◆ **Prompt**: Filter the entries below, keeping only lines with the word "time".

Items from an interface collection
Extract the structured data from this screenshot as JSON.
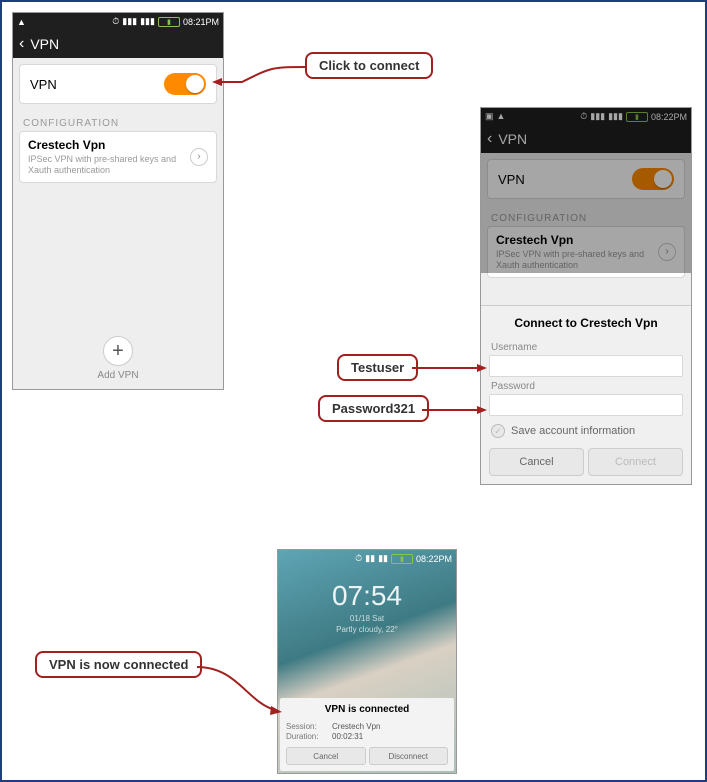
{
  "phone1": {
    "status": {
      "time": "08:21PM",
      "wifi": "wifi-icon",
      "signal1": "signal-icon",
      "signal2": "signal-icon"
    },
    "title": "VPN",
    "vpn_toggle_label": "VPN",
    "vpn_toggle_on": true,
    "config_heading": "CONFIGURATION",
    "vpn_entry": {
      "name": "Crestech Vpn",
      "desc": "IPSec VPN with pre-shared keys and Xauth authentication"
    },
    "add_vpn_label": "Add VPN"
  },
  "phone2": {
    "status": {
      "time": "08:22PM"
    },
    "title": "VPN",
    "vpn_toggle_label": "VPN",
    "config_heading": "CONFIGURATION",
    "vpn_entry": {
      "name": "Crestech Vpn",
      "desc": "IPSec VPN with pre-shared keys and Xauth authentication"
    },
    "modal": {
      "title": "Connect to Crestech Vpn",
      "username_label": "Username",
      "username_value": "",
      "password_label": "Password",
      "password_value": "",
      "save_label": "Save account information",
      "cancel": "Cancel",
      "connect": "Connect"
    }
  },
  "phone3": {
    "status": {
      "time": "08:22PM"
    },
    "lock": {
      "time": "07:54",
      "date": "01/18 Sat",
      "weather": "Partly cloudy, 22°"
    },
    "modal": {
      "title": "VPN is connected",
      "session_label": "Session:",
      "session_value": "Crestech Vpn",
      "duration_label": "Duration:",
      "duration_value": "00:02:31",
      "cancel": "Cancel",
      "disconnect": "Disconnect"
    }
  },
  "callouts": {
    "click_connect": "Click to connect",
    "testuser": "Testuser",
    "password": "Password321",
    "connected": "VPN is now connected"
  }
}
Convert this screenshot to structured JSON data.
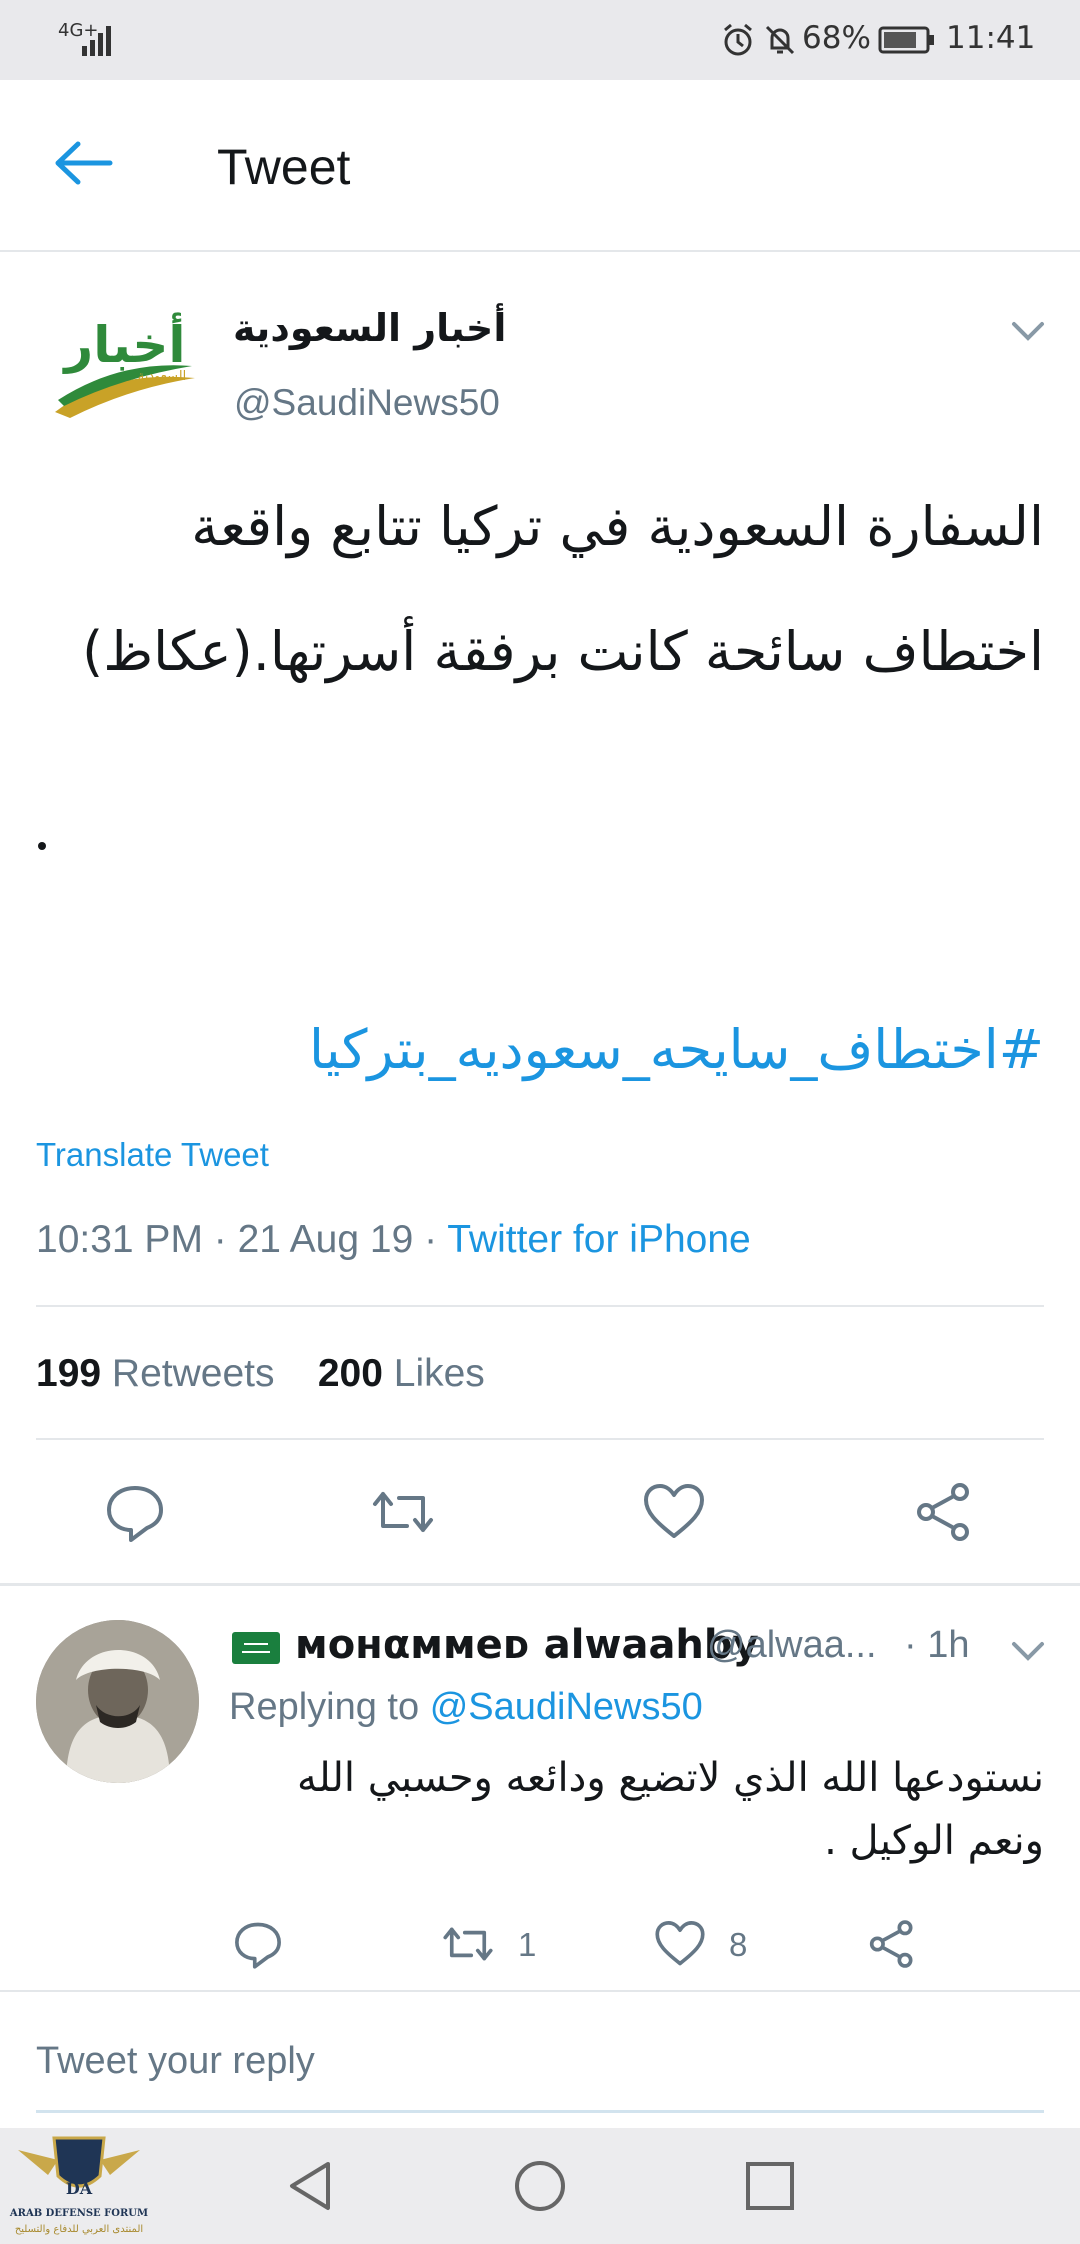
{
  "status_bar": {
    "network": "4G+",
    "battery": "68%",
    "time": "11:41"
  },
  "header": {
    "title": "Tweet"
  },
  "tweet": {
    "author_name": "أخبار السعودية",
    "author_handle": "@SaudiNews50",
    "avatar_text_top": "أخبار",
    "avatar_text_bottom": "السعودية",
    "text_line1": "السفارة السعودية في تركيا تتابع واقعة",
    "text_line2": "اختطاف سائحة كانت برفقة أسرتها.(عكاظ)",
    "hashtag": "#اختطاف_سايحه_سعوديه_بتركيا",
    "translate_label": "Translate Tweet",
    "time": "10:31 PM",
    "date": "21 Aug 19",
    "source": "Twitter for iPhone",
    "retweet_count": "199",
    "retweet_label": "Retweets",
    "like_count": "200",
    "like_label": "Likes"
  },
  "reply": {
    "name": "ᴍoнαммeᴅ alwaahby",
    "handle": "@alwaa...",
    "time": "· 1h",
    "replying_prefix": "Replying to",
    "replying_to": "@SaudiNews50",
    "text_line1": "نستودعها الله الذي لاتضيع ودائعه وحسبي الله",
    "text_line2": "ونعم الوكيل .",
    "retweet_count": "1",
    "like_count": "8"
  },
  "composer": {
    "placeholder": "Tweet your reply"
  },
  "watermark": {
    "line1": "ARAB DEFENSE FORUM",
    "line2": "المنتدى العربي للدفاع والتسليح",
    "badge": "DA"
  },
  "colors": {
    "accent": "#1b95e0",
    "muted": "#657786",
    "text": "#14171a"
  }
}
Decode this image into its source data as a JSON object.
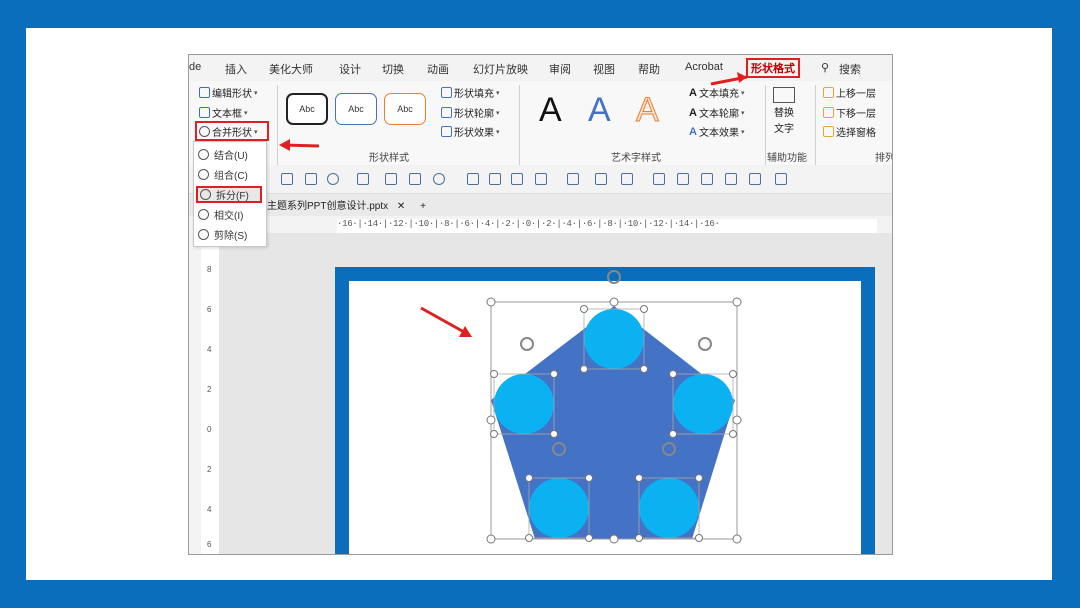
{
  "tabs": [
    "de",
    "插入",
    "美化大师",
    "设计",
    "切换",
    "动画",
    "幻灯片放映",
    "审阅",
    "视图",
    "帮助",
    "Acrobat",
    "形状格式",
    "搜索"
  ],
  "active_tab": "形状格式",
  "insert_group": {
    "edit_shape": "编辑形状",
    "text_box": "文本框",
    "merge_shapes": "合并形状"
  },
  "merge_menu": {
    "union": "结合(U)",
    "combine": "组合(C)",
    "fragment": "拆分(F)",
    "intersect": "相交(I)",
    "subtract": "剪除(S)"
  },
  "shape_styles": {
    "thumbs": [
      "Abc",
      "Abc",
      "Abc"
    ],
    "fill": "形状填充",
    "outline": "形状轮廓",
    "effects": "形状效果",
    "label": "形状样式"
  },
  "wordart": {
    "letters": [
      "A",
      "A",
      "A"
    ],
    "text_fill": "文本填充",
    "text_outline": "文本轮廓",
    "text_effects": "文本效果",
    "label": "艺术字样式"
  },
  "accessibility": {
    "alt_text": "替换\n文字",
    "alt_text_line1": "替换",
    "alt_text_line2": "文字",
    "label": "辅助功能"
  },
  "arrange": {
    "bring_forward": "上移一层",
    "send_backward": "下移一层",
    "selection_pane": "选择窗格",
    "label": "排列"
  },
  "document": {
    "filename": "主题系列PPT创意设计.pptx",
    "close": "✕",
    "new_tab": "+"
  },
  "ruler_text": "·16·|·14·|·12·|·10·|·8·|·6·|·4·|·2·|·0·|·2·|·4·|·6·|·8·|·10·|·12·|·14·|·16·",
  "ruler_v_labels": [
    "8",
    "6",
    "4",
    "2",
    "0",
    "2",
    "4",
    "6",
    "8"
  ],
  "colors": {
    "frame_blue": "#0a6ebd",
    "pentagon": "#4472c4",
    "circle": "#0bb1f0",
    "highlight_red": "#e02020"
  }
}
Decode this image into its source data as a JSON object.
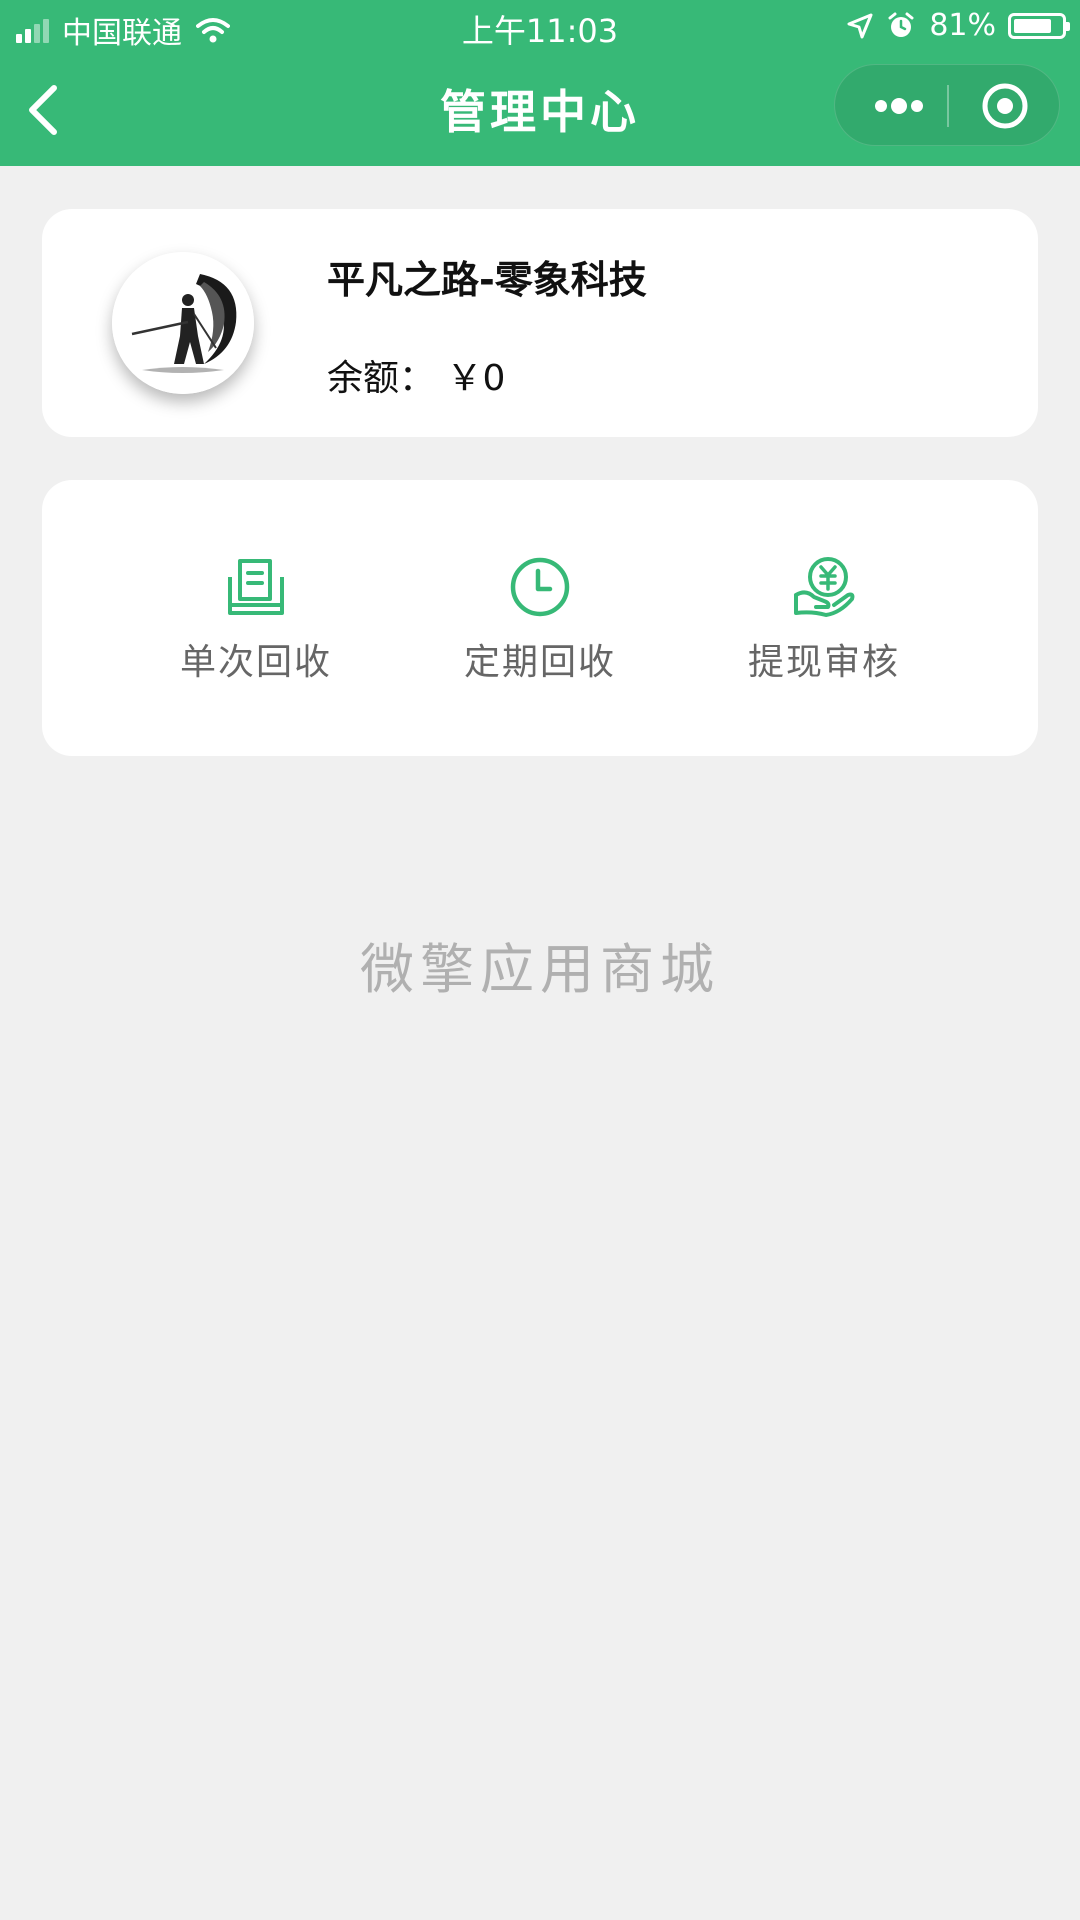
{
  "status_bar": {
    "carrier": "中国联通",
    "time": "上午11:03",
    "battery_text": "81%",
    "battery_level": 0.81
  },
  "nav": {
    "title": "管理中心"
  },
  "user": {
    "name": "平凡之路-零象科技",
    "balance_label": "余额：",
    "balance_value": "￥0"
  },
  "menu": [
    {
      "label": "单次回收",
      "icon": "book-stack-icon"
    },
    {
      "label": "定期回收",
      "icon": "clock-icon"
    },
    {
      "label": "提现审核",
      "icon": "hand-coin-icon"
    }
  ],
  "footer": {
    "brand": "微擎应用商城"
  },
  "colors": {
    "primary": "#37b977",
    "background": "#f0f0f0"
  }
}
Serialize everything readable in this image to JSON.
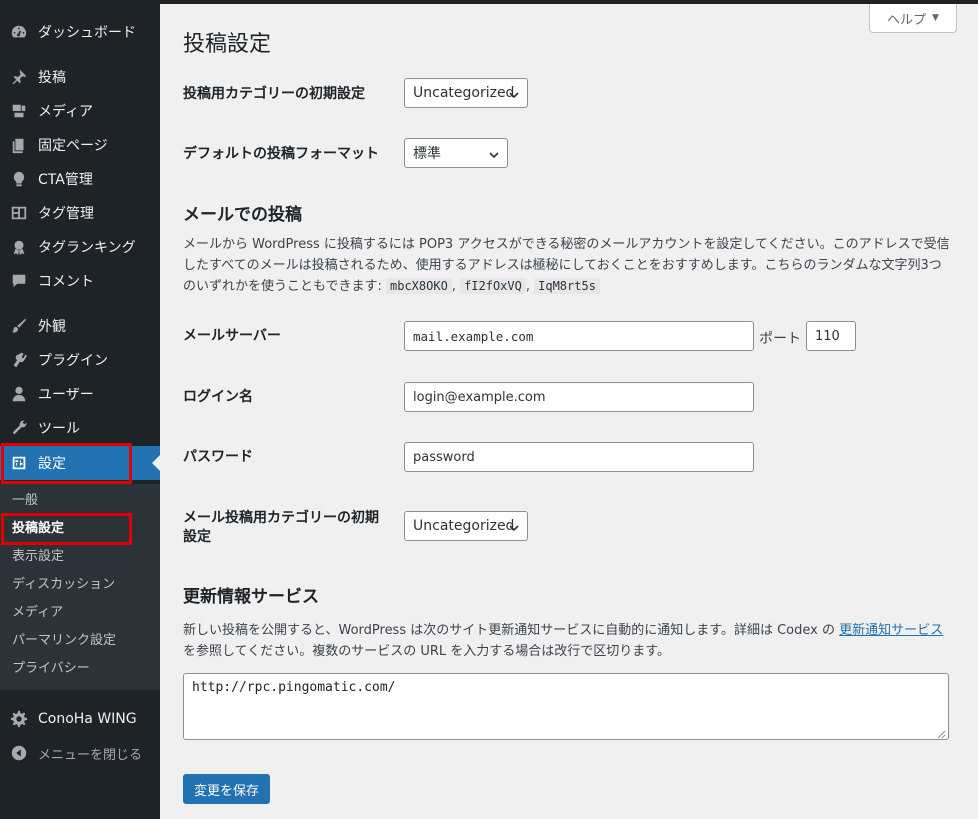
{
  "sidebar": {
    "items": [
      {
        "label": "ダッシュボード",
        "icon": "dashboard-icon"
      },
      {
        "label": "投稿",
        "icon": "pin-icon"
      },
      {
        "label": "メディア",
        "icon": "media-icon"
      },
      {
        "label": "固定ページ",
        "icon": "page-icon"
      },
      {
        "label": "CTA管理",
        "icon": "lightbulb-icon"
      },
      {
        "label": "タグ管理",
        "icon": "layout-icon"
      },
      {
        "label": "タグランキング",
        "icon": "award-icon"
      },
      {
        "label": "コメント",
        "icon": "comment-icon"
      },
      {
        "label": "外観",
        "icon": "brush-icon"
      },
      {
        "label": "プラグイン",
        "icon": "plugin-icon"
      },
      {
        "label": "ユーザー",
        "icon": "user-icon"
      },
      {
        "label": "ツール",
        "icon": "wrench-icon"
      },
      {
        "label": "設定",
        "icon": "settings-icon"
      }
    ],
    "submenu": [
      "一般",
      "投稿設定",
      "表示設定",
      "ディスカッション",
      "メディア",
      "パーマリンク設定",
      "プライバシー"
    ],
    "conoha": "ConoHa WING",
    "collapse": "メニューを閉じる"
  },
  "help": {
    "label": "ヘルプ"
  },
  "page_title": "投稿設定",
  "fields": {
    "default_category_label": "投稿用カテゴリーの初期設定",
    "default_category_value": "Uncategorized",
    "default_format_label": "デフォルトの投稿フォーマット",
    "default_format_value": "標準"
  },
  "mail": {
    "heading": "メールでの投稿",
    "desc_1": "メールから WordPress に投稿するには POP3 アクセスができる秘密のメールアカウントを設定してください。このアドレスで受信したすべてのメールは投稿されるため、使用するアドレスは極秘にしておくことをおすすめします。こちらのランダムな文字列3つのいずれかを使うこともできます: ",
    "codes": [
      "mbcX8OKO",
      "fI2fOxVQ",
      "IqM8rt5s"
    ],
    "sep": ", ",
    "server_label": "メールサーバー",
    "server_value": "mail.example.com",
    "port_label": "ポート",
    "port_value": "110",
    "login_label": "ログイン名",
    "login_value": "login@example.com",
    "password_label": "パスワード",
    "password_value": "password",
    "category_label_1": "メール投稿用カテゴリーの初期",
    "category_label_2": "設定",
    "category_value": "Uncategorized"
  },
  "update": {
    "heading": "更新情報サービス",
    "desc_before": "新しい投稿を公開すると、WordPress は次のサイト更新通知サービスに自動的に通知します。詳細は Codex の ",
    "link": "更新通知サービス",
    "desc_after": " を参照してください。複数のサービスの URL を入力する場合は改行で区切ります。",
    "services": "http://rpc.pingomatic.com/"
  },
  "save_label": "変更を保存",
  "colors": {
    "sidebar_bg": "#1d2327",
    "accent": "#2271b1",
    "highlight": "#e00000"
  }
}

◆ **Response to this task**:
      "time": "08:21PM",
      "time": "08:22PM"
      "time": "08:22PM"
      "time": "07:54",
    "time": "11:41"
    "time": "10:31 PM",
    "time": "· 1h",
    "time": "上午11:03",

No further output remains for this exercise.